* [WHAT THE TASK REQUIRES] Repeat every line of the data exactly, but not the pictures.

* [DATA IN THIS EXERCISE]
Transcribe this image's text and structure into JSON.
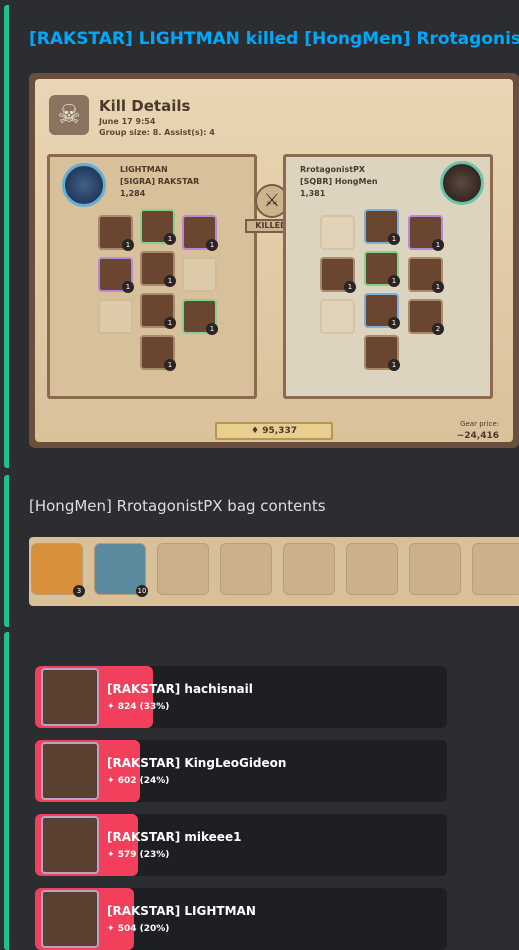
{
  "kill_embed": {
    "title": "[RAKSTAR] LIGHTMAN killed [HongMen] RrotagonistPX",
    "header": "Kill Details",
    "date": "June 17 9:54",
    "group": "Group size: 8. Assist(s): 4",
    "killer": {
      "name": "LIGHTMAN",
      "guild": "[SIGRA] RAKSTAR",
      "ip": "1,284",
      "level": "2"
    },
    "victim": {
      "name": "RrotagonistPX",
      "guild": "[SQBR] HongMen",
      "ip": "1,381"
    },
    "killed_label": "KILLED",
    "fame": "95,337",
    "gear_price_label": "Gear price:",
    "gear_price": "~24,416"
  },
  "bag": {
    "title": "[HongMen] RrotagonistPX bag contents",
    "slots": [
      "3",
      "10"
    ]
  },
  "damage": [
    {
      "name": "[RAKSTAR] hachisnail",
      "value": "824 (33%)",
      "fraction": 0.33
    },
    {
      "name": "[RAKSTAR] KingLeoGideon",
      "value": "602 (24%)",
      "fraction": 0.24
    },
    {
      "name": "[RAKSTAR] mikeee1",
      "value": "579 (23%)",
      "fraction": 0.23
    },
    {
      "name": "[RAKSTAR] LIGHTMAN",
      "value": "504 (20%)",
      "fraction": 0.2
    }
  ],
  "colors": {
    "accent": "#1fbf8f",
    "title": "#00a8fc",
    "damage_bar": "#f23f5c"
  }
}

* [OUTPUT BELOW]
Transcribe this image's text and structure into JSON.
{
  "kill_embed": {
    "title": "[RAKSTAR] LIGHTMAN killed [HongMen] RrotagonistPX",
    "header": "Kill Details",
    "date": "June 17 9:54",
    "group": "Group size: 8. Assist(s): 4",
    "killer": {
      "name": "LIGHTMAN",
      "guild": "[SIGRA] RAKSTAR",
      "ip": "1,284",
      "level": "2"
    },
    "victim": {
      "name": "RrotagonistPX",
      "guild": "[SQBR] HongMen",
      "ip": "1,381"
    },
    "killed_label": "KILLED",
    "fame": "95,337",
    "gear_price_label": "Gear price:",
    "gear_price": "~24,416"
  },
  "bag": {
    "title": "[HongMen] RrotagonistPX bag contents",
    "slots": [
      "3",
      "10"
    ]
  },
  "damage": [
    {
      "name": "[RAKSTAR] hachisnail",
      "value": "824 (33%)",
      "fraction": 0.33
    },
    {
      "name": "[RAKSTAR] KingLeoGideon",
      "value": "602 (24%)",
      "fraction": 0.24
    },
    {
      "name": "[RAKSTAR] mikeee1",
      "value": "579 (23%)",
      "fraction": 0.23
    },
    {
      "name": "[RAKSTAR] LIGHTMAN",
      "value": "504 (20%)",
      "fraction": 0.2
    }
  ],
  "colors": {
    "accent": "#1fbf8f",
    "title": "#00a8fc",
    "damage_bar": "#f23f5c"
  }
}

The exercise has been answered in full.